What is a fair price to offer for a PA28-160 Cherokee airframe?

I noticed a PA28-160 airframe for sale. The ad says it has about 3,500 hours on it. There is no prop, engine and it is missing a rudder. The ad says the logbooks (I assume it is an airframe log) are available. It is for sale with an additional set of wings because the original wings were damaged when it slipped off some jacks and punctured the original set of wings. It has old radios. The paint looks good. The interior will have to be redone. The asking price is $20,000. Since this will need to be a complete refurbishment, what is a fair price to pay for the airframe? Any thoughts?

P.S. Just estimating putting the airplane in "like new" condition will be: (1) propeller (about $6,000), (2) interior (about $7,000), (3) new radios (about $25-30,000), (4) new engine (Lycoming says about $60,000 without a core), plus overhaul accessories + miscellaneous and not counting labor. Given this, what is a fair bid for the airframe?


  • PA28-180 airframe - sorry not a 160.

  • really depends on the year. early 60's .....maybe 5 grand? Challanger in 73, ( i had one) had later style , longer and extra window. I might go ten for a good core.

    My guess its junk, and hes asking for a little more than that. Let someone else buy it.


    48 yrs A/P IA DAL aircraft inspector. 172N

  • edited August 2022


    If you have the 20k cash for an airframe I would turn that into a down payment on a financed flying plane. It is not only the cost but the time. You will be waiting forever for parts, paperwork, labor, etc. Generally you would also be paying cash for all the parts as you can not typically finance parts. You will also be missing out on lot's of adventures too.

    Here is one example:


    I had an interesting discussion on interest rates for plane financing at Oshkosh. They explained it it lower than expected as private money is competing for good rates of return with low risk and pilots/planes are considered low risk vs cars, boats, etc. Part of it is the effort to get certified and the other is the level of documentation and inspection. They are usually easy to find too with ADSB, etc. Aircraft loans are ~ 6% or so and CD's are ~ 2.5%.

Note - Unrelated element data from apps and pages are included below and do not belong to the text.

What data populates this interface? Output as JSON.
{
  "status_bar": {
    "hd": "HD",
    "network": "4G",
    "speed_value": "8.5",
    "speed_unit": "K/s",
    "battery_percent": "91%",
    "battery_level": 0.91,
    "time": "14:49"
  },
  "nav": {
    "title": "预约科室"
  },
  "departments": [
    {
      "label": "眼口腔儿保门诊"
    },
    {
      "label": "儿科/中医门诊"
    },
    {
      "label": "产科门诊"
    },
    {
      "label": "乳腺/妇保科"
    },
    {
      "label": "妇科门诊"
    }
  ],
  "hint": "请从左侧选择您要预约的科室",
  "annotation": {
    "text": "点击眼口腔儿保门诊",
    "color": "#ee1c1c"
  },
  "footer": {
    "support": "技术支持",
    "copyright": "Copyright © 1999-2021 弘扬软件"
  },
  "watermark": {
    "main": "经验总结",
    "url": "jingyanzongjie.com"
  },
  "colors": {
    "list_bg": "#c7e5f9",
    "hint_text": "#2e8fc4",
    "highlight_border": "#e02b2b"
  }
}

    Unless you are and A&P/IA your maint shop may not be excited about putting a plane together either. A "hanger queen" plane sitting waiting for parts is a lost opportunity for what could have been other business. Many shops don't have the full expertise either. For example, they are strong on engine and airframe but don't have avionics staff or capability. Most GA shops do not due full interiors either. Do they sign off on a ferry permit to send it somewhere else? Avionics shops are also backup up with work (at least in the PNW)

    Eric Panning
    1981 Seneca III
    Hillsboro, OR (KHIO)

  • Run, don’t walk. Unless you are an A&P and can get parts at wholesale, just stop dreaming about putting a plane back together. It’s a basket case. The plane is worth scrap value, period.

    Sounds more like a guy who is either emotionally attached to the plane “And I know what it’s worth” or he is looking for a sucker to off load his bad decisions on. Don’t be that guy.

    If anything, call Jimmy from Jimmy’s World on YouTube and ask him if he needs another bad decision to make a video about.

    Bottom line, just don’t do it. Period.

    I own and fly a 79 PA32RT-300T. Previous aircraft are a 79 Archer and 76 Arrow.

  • Thanks for the information. Good advice.

Sign In or Register to comment.